START SUPPLIED MATERIAL
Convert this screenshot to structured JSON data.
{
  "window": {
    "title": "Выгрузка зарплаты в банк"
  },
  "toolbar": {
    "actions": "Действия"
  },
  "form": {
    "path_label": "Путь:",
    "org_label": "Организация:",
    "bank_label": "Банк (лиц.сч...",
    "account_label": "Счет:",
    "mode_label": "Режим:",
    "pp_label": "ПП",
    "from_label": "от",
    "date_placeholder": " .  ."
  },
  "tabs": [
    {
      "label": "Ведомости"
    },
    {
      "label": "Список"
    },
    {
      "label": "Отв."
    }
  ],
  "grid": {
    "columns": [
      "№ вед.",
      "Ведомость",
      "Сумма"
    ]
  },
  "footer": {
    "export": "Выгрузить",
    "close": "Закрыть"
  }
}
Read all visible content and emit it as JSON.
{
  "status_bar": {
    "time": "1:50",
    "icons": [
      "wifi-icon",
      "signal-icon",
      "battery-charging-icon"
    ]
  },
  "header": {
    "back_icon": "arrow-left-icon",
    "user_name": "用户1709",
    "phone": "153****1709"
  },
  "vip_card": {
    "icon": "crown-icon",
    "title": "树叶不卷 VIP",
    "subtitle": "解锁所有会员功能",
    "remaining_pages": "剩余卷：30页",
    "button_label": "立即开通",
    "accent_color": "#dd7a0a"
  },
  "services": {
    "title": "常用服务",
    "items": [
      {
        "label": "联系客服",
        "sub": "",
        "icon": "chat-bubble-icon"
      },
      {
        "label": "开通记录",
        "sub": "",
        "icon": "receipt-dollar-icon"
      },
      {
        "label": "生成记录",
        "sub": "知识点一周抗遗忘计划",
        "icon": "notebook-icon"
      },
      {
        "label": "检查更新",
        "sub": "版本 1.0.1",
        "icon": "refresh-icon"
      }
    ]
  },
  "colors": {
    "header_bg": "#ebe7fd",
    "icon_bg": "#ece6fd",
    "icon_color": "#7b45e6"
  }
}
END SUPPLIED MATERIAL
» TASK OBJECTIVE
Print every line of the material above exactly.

» SOLUTION FOR THIS EXERCISE
Convert this screenshot to structured JSON data.
{
  "window": {
    "title": "Выгрузка зарплаты в банк"
  },
  "toolbar": {
    "actions": "Действия"
  },
  "form": {
    "path_label": "Путь:",
    "org_label": "Организация:",
    "bank_label": "Банк (лиц.сч...",
    "account_label": "Счет:",
    "mode_label": "Режим:",
    "pp_label": "ПП",
    "from_label": "от",
    "date_placeholder": " .  ."
  },
  "tabs": [
    {
      "label": "Ведомости"
    },
    {
      "label": "Список"
    },
    {
      "label": "Отв."
    }
  ],
  "grid": {
    "columns": [
      "№ вед.",
      "Ведомость",
      "Сумма"
    ]
  },
  "footer": {
    "export": "Выгрузить",
    "close": "Закрыть"
  }
}
Read all visible content and emit it as JSON.
{
  "status_bar": {
    "time": "1:50",
    "icons": [
      "wifi-icon",
      "signal-icon",
      "battery-charging-icon"
    ]
  },
  "header": {
    "back_icon": "arrow-left-icon",
    "user_name": "用户1709",
    "phone": "153****1709"
  },
  "vip_card": {
    "icon": "crown-icon",
    "title": "树叶不卷 VIP",
    "subtitle": "解锁所有会员功能",
    "remaining_pages": "剩余卷：30页",
    "button_label": "立即开通",
    "accent_color": "#dd7a0a"
  },
  "services": {
    "title": "常用服务",
    "items": [
      {
        "label": "联系客服",
        "sub": "",
        "icon": "chat-bubble-icon"
      },
      {
        "label": "开通记录",
        "sub": "",
        "icon": "receipt-dollar-icon"
      },
      {
        "label": "生成记录",
        "sub": "知识点一周抗遗忘计划",
        "icon": "notebook-icon"
      },
      {
        "label": "检查更新",
        "sub": "版本 1.0.1",
        "icon": "refresh-icon"
      }
    ]
  },
  "colors": {
    "header_bg": "#ebe7fd",
    "icon_bg": "#ece6fd",
    "icon_color": "#7b45e6"
  }
}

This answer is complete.